*** Begin section ***
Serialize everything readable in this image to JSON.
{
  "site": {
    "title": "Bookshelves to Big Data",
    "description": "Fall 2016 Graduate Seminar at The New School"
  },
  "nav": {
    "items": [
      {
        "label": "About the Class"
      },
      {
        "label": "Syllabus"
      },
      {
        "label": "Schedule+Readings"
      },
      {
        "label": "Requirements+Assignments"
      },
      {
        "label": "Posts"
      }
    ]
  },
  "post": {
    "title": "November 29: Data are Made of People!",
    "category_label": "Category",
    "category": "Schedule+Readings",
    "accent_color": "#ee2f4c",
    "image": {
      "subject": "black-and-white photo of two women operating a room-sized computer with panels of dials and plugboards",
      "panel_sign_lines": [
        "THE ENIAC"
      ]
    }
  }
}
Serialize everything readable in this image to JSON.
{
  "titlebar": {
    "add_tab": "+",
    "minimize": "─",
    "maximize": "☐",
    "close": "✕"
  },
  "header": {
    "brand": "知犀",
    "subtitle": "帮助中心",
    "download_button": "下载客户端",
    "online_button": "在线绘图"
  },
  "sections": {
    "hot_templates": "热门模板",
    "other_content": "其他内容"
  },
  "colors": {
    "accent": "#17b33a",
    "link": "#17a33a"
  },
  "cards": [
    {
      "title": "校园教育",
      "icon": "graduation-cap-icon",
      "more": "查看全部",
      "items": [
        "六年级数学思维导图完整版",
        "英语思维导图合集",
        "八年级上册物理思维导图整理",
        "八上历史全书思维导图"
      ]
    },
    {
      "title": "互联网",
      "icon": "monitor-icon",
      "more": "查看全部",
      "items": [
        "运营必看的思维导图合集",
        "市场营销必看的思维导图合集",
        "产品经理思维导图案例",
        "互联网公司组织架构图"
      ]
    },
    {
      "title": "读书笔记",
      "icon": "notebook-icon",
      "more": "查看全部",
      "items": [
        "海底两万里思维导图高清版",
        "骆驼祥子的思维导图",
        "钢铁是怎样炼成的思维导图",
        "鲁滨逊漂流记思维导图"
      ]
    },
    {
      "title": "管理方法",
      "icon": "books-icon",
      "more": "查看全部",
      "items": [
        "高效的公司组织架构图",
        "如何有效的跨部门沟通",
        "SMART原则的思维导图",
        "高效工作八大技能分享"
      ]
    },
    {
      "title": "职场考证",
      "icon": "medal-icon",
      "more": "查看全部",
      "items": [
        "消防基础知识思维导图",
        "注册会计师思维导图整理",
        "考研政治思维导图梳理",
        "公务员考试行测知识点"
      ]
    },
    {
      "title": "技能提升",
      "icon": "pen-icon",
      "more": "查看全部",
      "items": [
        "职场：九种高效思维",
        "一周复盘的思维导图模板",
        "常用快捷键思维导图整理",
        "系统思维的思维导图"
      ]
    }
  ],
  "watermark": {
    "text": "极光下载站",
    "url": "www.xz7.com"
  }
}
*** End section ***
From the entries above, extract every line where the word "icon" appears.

> **Result for this task**
      "icon": "graduation-cap-icon",
      "icon": "monitor-icon",
      "icon": "notebook-icon",
      "icon": "books-icon",
      "icon": "medal-icon",
      "icon": "pen-icon",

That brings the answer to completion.